The SEND Code of Practice applies to children and young people from the age of 0-25 years of age. Therefore, some young people with disabilities will be considering going on to higher education after they have finished their schooling.
All universities and higher education colleges should have an office or person in charge of disability issues that you can talk to about the support they offer. Find out who this is and what support they can provide you.
You can also ask local social services for an assessment to help with your day-to-day living needs.
UCAS has provided a video to provide information of the different types of support that is available to you. This may help you choose the right institution and course for you and be clear about the support that they will provide.
You may also be eligible for the Disabled Students’ Allowance (DSA) to cover some of the extra costs you have because of a mental health problem, long term illness or any other disability.
Student Finance England provides additional information on DSAs and their video is a useful and easy way to get more information on DSAs. If you are eligible you can get the allowances on top of your other student finance and you will not need to repay the DSA. Further details on eligibility criteria and how to apply are available on their website (.gov).
Study needs assessment
If you’re eligible for Disabled Students’ Allowances, Student Finance England may ask you to arrange a study needs assessment to find out exactly what equipment and support you might need. A study needs assessment is an informal meeting with an experienced Needs Assessor to discuss what equipment and support will help you get the most from your course. A needs assessment is different from a diagnostic assessment, which is used as evidence of dyslexia. Even if you’ve had a diagnostic assessment, you must also have a needs assessment.
You should only book a needs assessment if Student Finance England tells you to. To find your nearest approved needs assessment centre, go to the DSA website.
Their video provides further information on what to expect as part of the Study Needs Assessment.
Travelling to and from higher education
If you are travelling by train to get to your place of study you may be eligible for a Disabled Students Railcard which is for people with a disability that makes travelling by train difficult.
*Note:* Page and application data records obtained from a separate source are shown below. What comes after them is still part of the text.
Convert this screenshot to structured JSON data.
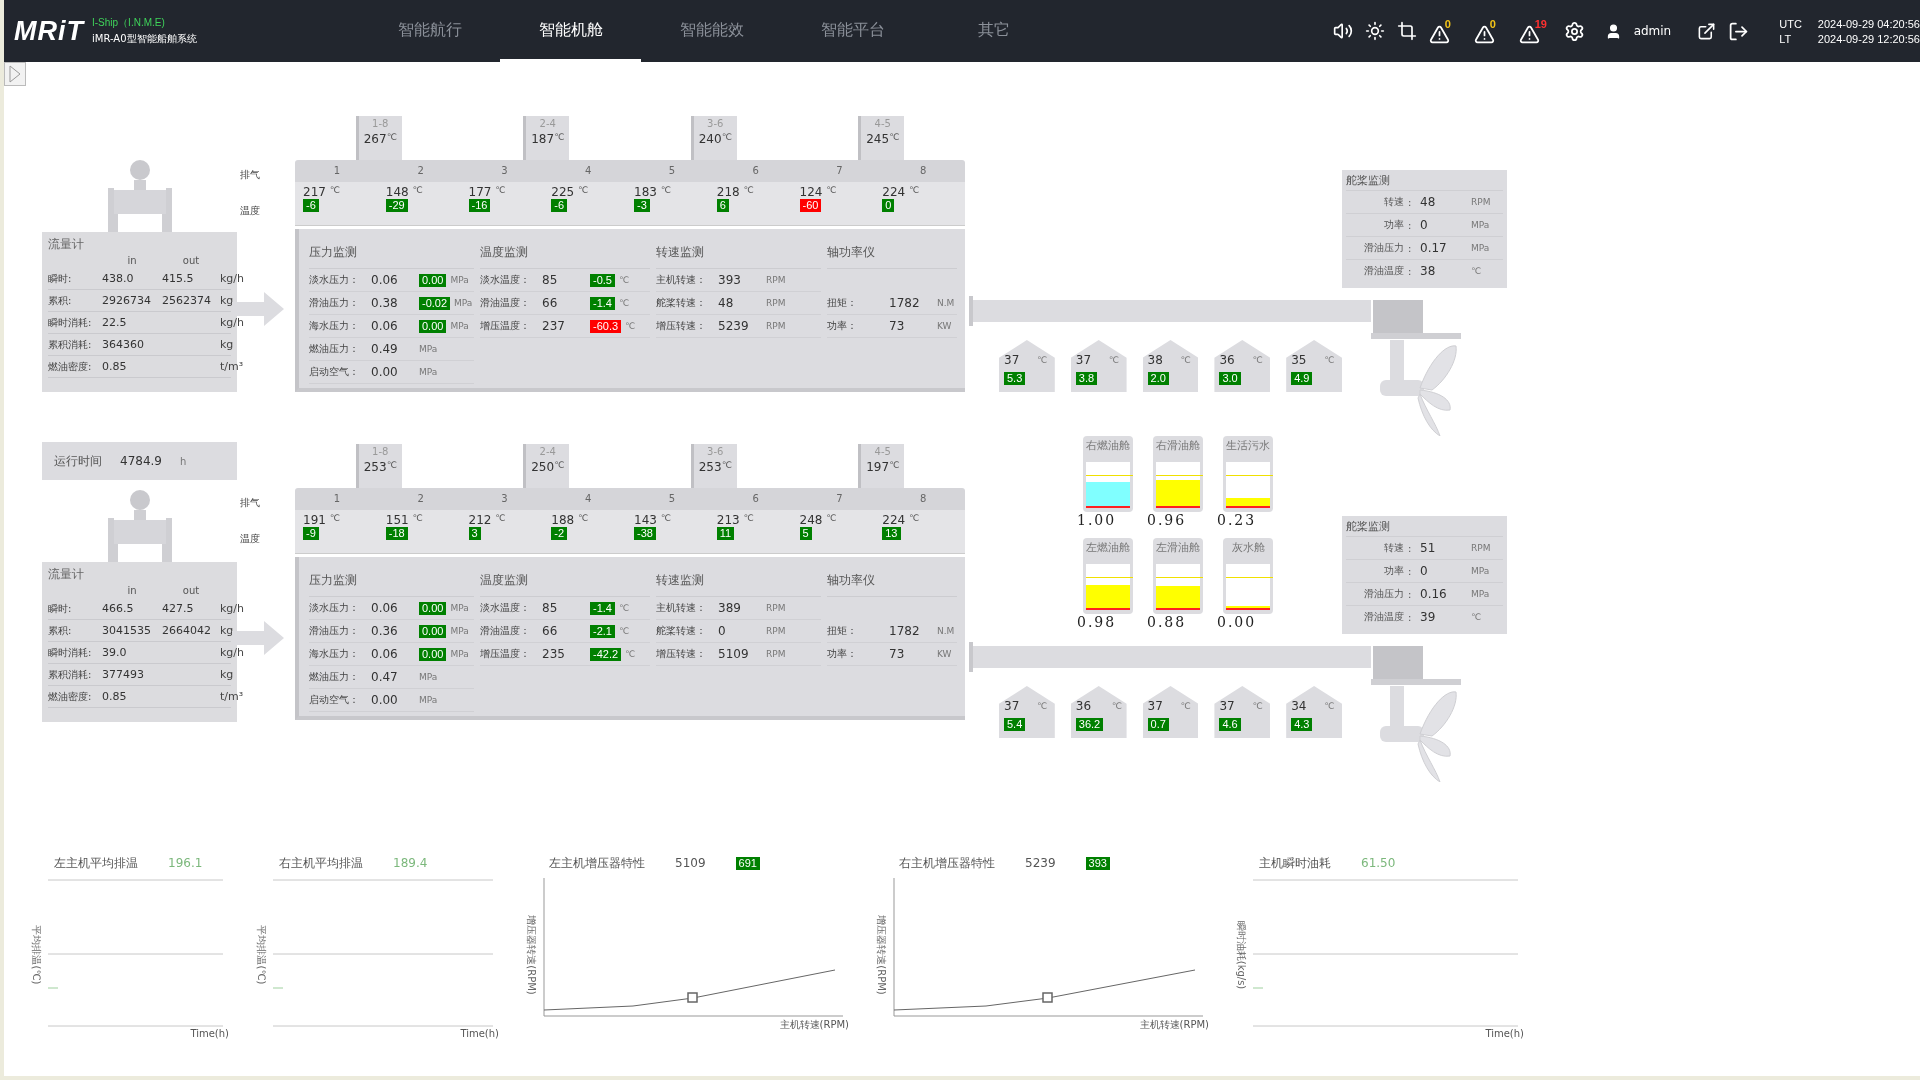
{
  "header": {
    "logo": "MRiT",
    "product": "I-Ship（I.N.M.E)",
    "system": "iMR-A0型智能船舶系统",
    "tabs": [
      {
        "label": "智能航行",
        "selected": false
      },
      {
        "label": "智能机舱",
        "selected": true
      },
      {
        "label": "智能能效",
        "selected": false
      },
      {
        "label": "智能平台",
        "selected": false
      },
      {
        "label": "其它",
        "selected": false
      }
    ],
    "alarms": [
      {
        "count": "0",
        "color": "#f5c518"
      },
      {
        "count": "0",
        "color": "#f5c518"
      },
      {
        "count": "19",
        "color": "#ff3030"
      }
    ],
    "user": "admin",
    "clocks": [
      {
        "zone": "UTC",
        "time": "2024-09-29 04:20:56"
      },
      {
        "zone": "LT",
        "time": "2024-09-29 12:20:56"
      }
    ]
  },
  "runtime": {
    "label": "运行时间",
    "value": "4784.9",
    "unit": "h"
  },
  "engines": [
    {
      "turbochargers": [
        {
          "label": "1-8",
          "value": "267",
          "unit": "℃"
        },
        {
          "label": "2-4",
          "value": "187",
          "unit": "℃"
        },
        {
          "label": "3-6",
          "value": "240",
          "unit": "℃"
        },
        {
          "label": "4-5",
          "value": "245",
          "unit": "℃"
        }
      ],
      "row_labels": [
        "排气",
        "温度"
      ],
      "cylinders": [
        {
          "num": "1",
          "temp": "217",
          "unit": "℃",
          "deviation": "-6",
          "alarm": false
        },
        {
          "num": "2",
          "temp": "148",
          "unit": "℃",
          "deviation": "-29",
          "alarm": false
        },
        {
          "num": "3",
          "temp": "177",
          "unit": "℃",
          "deviation": "-16",
          "alarm": false
        },
        {
          "num": "4",
          "temp": "225",
          "unit": "℃",
          "deviation": "-6",
          "alarm": false
        },
        {
          "num": "5",
          "temp": "183",
          "unit": "℃",
          "deviation": "-3",
          "alarm": false
        },
        {
          "num": "6",
          "temp": "218",
          "unit": "℃",
          "deviation": "6",
          "alarm": false
        },
        {
          "num": "7",
          "temp": "124",
          "unit": "℃",
          "deviation": "-60",
          "alarm": true
        },
        {
          "num": "8",
          "temp": "224",
          "unit": "℃",
          "deviation": "0",
          "alarm": false
        }
      ],
      "flowmeter": {
        "title": "流量计",
        "columns": [
          "in",
          "out"
        ],
        "rows": [
          {
            "label": "瞬时:",
            "values": [
              "438.0",
              "415.5"
            ],
            "unit": "kg/h"
          },
          {
            "label": "累积:",
            "values": [
              "2926734",
              "2562374"
            ],
            "unit": "kg"
          },
          {
            "label": "瞬时消耗:",
            "values": [
              "22.5"
            ],
            "unit": "kg/h"
          },
          {
            "label": "累积消耗:",
            "values": [
              "364360"
            ],
            "unit": "kg"
          },
          {
            "label": "燃油密度:",
            "values": [
              "0.85"
            ],
            "unit": "t/m³"
          }
        ]
      },
      "monitor": [
        {
          "title": "压力监测",
          "kind": "plain",
          "rows": [
            {
              "label": "淡水压力：",
              "value": "0.06",
              "unit": "MPa",
              "deviation": "0.00",
              "alarm": false
            },
            {
              "label": "滑油压力：",
              "value": "0.38",
              "unit": "MPa",
              "deviation": "-0.02",
              "alarm": false
            },
            {
              "label": "海水压力：",
              "value": "0.06",
              "unit": "MPa",
              "deviation": "0.00",
              "alarm": false
            },
            {
              "label": "燃油压力：",
              "value": "0.49",
              "unit": "MPa"
            },
            {
              "label": "启动空气：",
              "value": "0.00",
              "unit": "MPa"
            }
          ]
        },
        {
          "title": "温度监测",
          "kind": "plain",
          "rows": [
            {
              "label": "淡水温度：",
              "value": "85",
              "unit": "℃",
              "deviation": "-0.5",
              "alarm": false
            },
            {
              "label": "滑油温度：",
              "value": "66",
              "unit": "℃",
              "deviation": "-1.4",
              "alarm": false
            },
            {
              "label": "增压温度：",
              "value": "237",
              "unit": "℃",
              "deviation": "-60.3",
              "alarm": true
            }
          ]
        },
        {
          "title": "转速监测",
          "kind": "plain",
          "rows": [
            {
              "label": "主机转速：",
              "value": "393",
              "unit": "RPM"
            },
            {
              "label": "舵桨转速：",
              "value": "48",
              "unit": "RPM"
            },
            {
              "label": "增压转速：",
              "value": "5239",
              "unit": "RPM"
            }
          ]
        },
        {
          "title": "轴功率仪",
          "kind": "offset",
          "rows": [
            {
              "label": "扭矩：",
              "value": "1782",
              "unit": "N.M"
            },
            {
              "label": "功率：",
              "value": "73",
              "unit": "KW"
            }
          ]
        }
      ],
      "bearings": [
        {
          "value": "37",
          "unit": "℃",
          "deviation": "5.3"
        },
        {
          "value": "37",
          "unit": "℃",
          "deviation": "3.8"
        },
        {
          "value": "38",
          "unit": "℃",
          "deviation": "2.0"
        },
        {
          "value": "36",
          "unit": "℃",
          "deviation": "3.0"
        },
        {
          "value": "35",
          "unit": "℃",
          "deviation": "4.9"
        }
      ],
      "thruster": {
        "title": "舵桨监测",
        "rows": [
          {
            "label": "转速",
            "sep": ":",
            "value": "48",
            "unit": "RPM"
          },
          {
            "label": "功率",
            "sep": ":",
            "value": "0",
            "unit": "MPa"
          },
          {
            "label": "滑油压力",
            "sep": ":",
            "value": "0.17",
            "unit": "MPa"
          },
          {
            "label": "滑油温度",
            "sep": ":",
            "value": "38",
            "unit": "℃"
          }
        ]
      }
    },
    {
      "turbochargers": [
        {
          "label": "1-8",
          "value": "253",
          "unit": "℃"
        },
        {
          "label": "2-4",
          "value": "250",
          "unit": "℃"
        },
        {
          "label": "3-6",
          "value": "253",
          "unit": "℃"
        },
        {
          "label": "4-5",
          "value": "197",
          "unit": "℃"
        }
      ],
      "row_labels": [
        "排气",
        "温度"
      ],
      "cylinders": [
        {
          "num": "1",
          "temp": "191",
          "unit": "℃",
          "deviation": "-9",
          "alarm": false
        },
        {
          "num": "2",
          "temp": "151",
          "unit": "℃",
          "deviation": "-18",
          "alarm": false
        },
        {
          "num": "3",
          "temp": "212",
          "unit": "℃",
          "deviation": "3",
          "alarm": false
        },
        {
          "num": "4",
          "temp": "188",
          "unit": "℃",
          "deviation": "-2",
          "alarm": false
        },
        {
          "num": "5",
          "temp": "143",
          "unit": "℃",
          "deviation": "-38",
          "alarm": false
        },
        {
          "num": "6",
          "temp": "213",
          "unit": "℃",
          "deviation": "11",
          "alarm": false
        },
        {
          "num": "7",
          "temp": "248",
          "unit": "℃",
          "deviation": "5",
          "alarm": false
        },
        {
          "num": "8",
          "temp": "224",
          "unit": "℃",
          "deviation": "13",
          "alarm": false
        }
      ],
      "flowmeter": {
        "title": "流量计",
        "columns": [
          "in",
          "out"
        ],
        "rows": [
          {
            "label": "瞬时:",
            "values": [
              "466.5",
              "427.5"
            ],
            "unit": "kg/h"
          },
          {
            "label": "累积:",
            "values": [
              "3041535",
              "2664042"
            ],
            "unit": "kg"
          },
          {
            "label": "瞬时消耗:",
            "values": [
              "39.0"
            ],
            "unit": "kg/h"
          },
          {
            "label": "累积消耗:",
            "values": [
              "377493"
            ],
            "unit": "kg"
          },
          {
            "label": "燃油密度:",
            "values": [
              "0.85"
            ],
            "unit": "t/m³"
          }
        ]
      },
      "monitor": [
        {
          "title": "压力监测",
          "kind": "plain",
          "rows": [
            {
              "label": "淡水压力：",
              "value": "0.06",
              "unit": "MPa",
              "deviation": "0.00",
              "alarm": false
            },
            {
              "label": "滑油压力：",
              "value": "0.36",
              "unit": "MPa",
              "deviation": "0.00",
              "alarm": false
            },
            {
              "label": "海水压力：",
              "value": "0.06",
              "unit": "MPa",
              "deviation": "0.00",
              "alarm": false
            },
            {
              "label": "燃油压力：",
              "value": "0.47",
              "unit": "MPa"
            },
            {
              "label": "启动空气：",
              "value": "0.00",
              "unit": "MPa"
            }
          ]
        },
        {
          "title": "温度监测",
          "kind": "plain",
          "rows": [
            {
              "label": "淡水温度：",
              "value": "85",
              "unit": "℃",
              "deviation": "-1.4",
              "alarm": false
            },
            {
              "label": "滑油温度：",
              "value": "66",
              "unit": "℃",
              "deviation": "-2.1",
              "alarm": false
            },
            {
              "label": "增压温度：",
              "value": "235",
              "unit": "℃",
              "deviation": "-42.2",
              "alarm": false
            }
          ]
        },
        {
          "title": "转速监测",
          "kind": "plain",
          "rows": [
            {
              "label": "主机转速：",
              "value": "389",
              "unit": "RPM"
            },
            {
              "label": "舵桨转速：",
              "value": "0",
              "unit": "RPM"
            },
            {
              "label": "增压转速：",
              "value": "5109",
              "unit": "RPM"
            }
          ]
        },
        {
          "title": "轴功率仪",
          "kind": "offset",
          "rows": [
            {
              "label": "扭矩：",
              "value": "1782",
              "unit": "N.M"
            },
            {
              "label": "功率：",
              "value": "73",
              "unit": "KW"
            }
          ]
        }
      ],
      "bearings": [
        {
          "value": "37",
          "unit": "℃",
          "deviation": "5.4"
        },
        {
          "value": "36",
          "unit": "℃",
          "deviation": "36.2"
        },
        {
          "value": "37",
          "unit": "℃",
          "deviation": "0.7"
        },
        {
          "value": "37",
          "unit": "℃",
          "deviation": "4.6"
        },
        {
          "value": "34",
          "unit": "℃",
          "deviation": "4.3"
        }
      ],
      "thruster": {
        "title": "舵桨监测",
        "rows": [
          {
            "label": "转速",
            "sep": ":",
            "value": "51",
            "unit": "RPM"
          },
          {
            "label": "功率",
            "sep": ":",
            "value": "0",
            "unit": "MPa"
          },
          {
            "label": "滑油压力",
            "sep": ":",
            "value": "0.16",
            "unit": "MPa"
          },
          {
            "label": "滑油温度",
            "sep": ":",
            "value": "39",
            "unit": "℃"
          }
        ]
      }
    }
  ],
  "tanks": [
    {
      "name": "右燃油舱",
      "level": 0.55,
      "reading": "1.00",
      "color": "#80ffff"
    },
    {
      "name": "右滑油舱",
      "level": 0.6,
      "reading": "0.96",
      "color": "#ffff00"
    },
    {
      "name": "生活污水",
      "level": 0.18,
      "reading": "0.23",
      "color": "#ffff00"
    },
    {
      "name": "左燃油舱",
      "level": 0.52,
      "reading": "0.98",
      "color": "#ffff00"
    },
    {
      "name": "左滑油舱",
      "level": 0.5,
      "reading": "0.88",
      "color": "#ffff00"
    },
    {
      "name": "灰水舱",
      "level": 0,
      "reading": "0.00",
      "color": "#ffff00"
    }
  ],
  "charts": [
    {
      "kind": "trend",
      "title": "左主机平均排温",
      "value": "196.1",
      "ylabel": "平均排温(℃)",
      "xlabel": "Time(h)"
    },
    {
      "kind": "trend",
      "title": "右主机平均排温",
      "value": "189.4",
      "ylabel": "平均排温(℃)",
      "xlabel": "Time(h)"
    },
    {
      "kind": "curve",
      "title": "左主机增压器特性",
      "value": "5109",
      "badge": "691",
      "ylabel": "增压器转速(RPM)",
      "xlabel": "主机转速(RPM)"
    },
    {
      "kind": "curve",
      "title": "右主机增压器特性",
      "value": "5239",
      "badge": "393",
      "ylabel": "增压器转速(RPM)",
      "xlabel": "主机转速(RPM)"
    },
    {
      "kind": "trend",
      "title": "主机瞬时油耗",
      "value": "61.50",
      "ylabel": "瞬时油耗(kg/s)",
      "xlabel": "Time(h)"
    }
  ]
}
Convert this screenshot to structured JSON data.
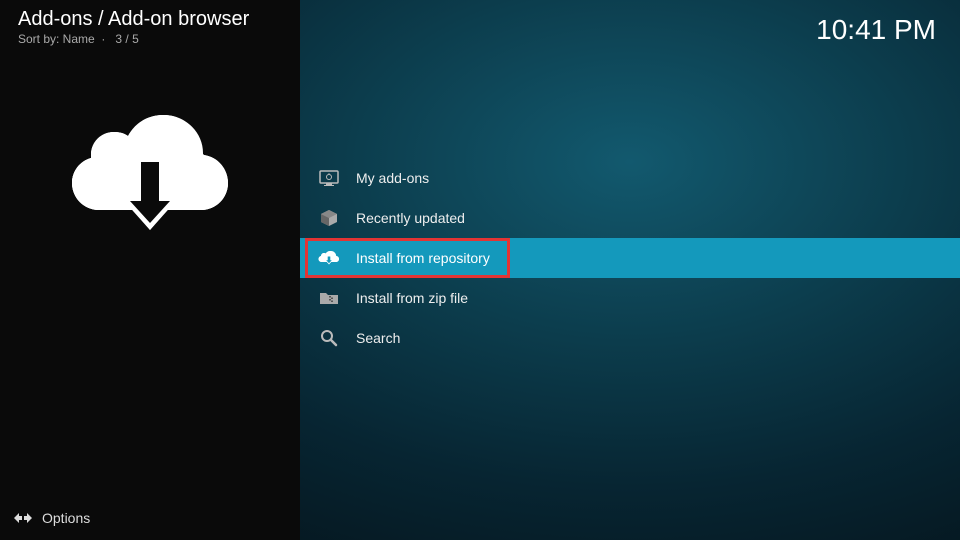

You can find out more about eligibility criteria for a Disabled Students Railcard and how to obtain one on their website (Railcard).
It is against the law for a school or other education provider to treat disabled students unfavourably. The Equality Act 2010 provides protection for the following:
- direct discrimination, for example refusing admission to a student because of disability
- indirect discrimination, for example only providing application forms in one format that may not be accessible
- discrimination arising from a disability, for example a disabled student is prevented from going outside at break time because it takes too long to get there
- harassment, for example a lecturer shouts at a disabled student for not paying attention when the student’s disability stops them from easily concentrating
- victimisation, for example suspending a disabled student because they’ve complained about harassment
An education provider has a duty to make ‘reasonable adjustments’ to make sure disabled students are not discriminated against. These changes could include providing extra support and aids (like specialist lecturers or equipment).
Disability Rights UK has produced a number of informative education factsheets and guides. These are available from their website (Disability rights).
Or by clicking on the links below:
- F5 – funding higher education for disabled students 2019/20
- F11 – adjustments for disabled students
- F18 – applying for disabled students’ allowances
- F25 – funding from charitable trusts
- F26 – funding further education for disabled students
- F34 – student frequently asked questions
- F47 – making a complaint
- F51 – what counts as disability
- F52 – postgraduate education for disabled students
- F54 – telling people you’re disabled – clear and easy guide for students
Useful information for parents and carers
Moving from Primary School to Secondary School
The Moving from Primary to Secondary Schoool [PDF, 446Kb] has lots of useful advice for parents and carers.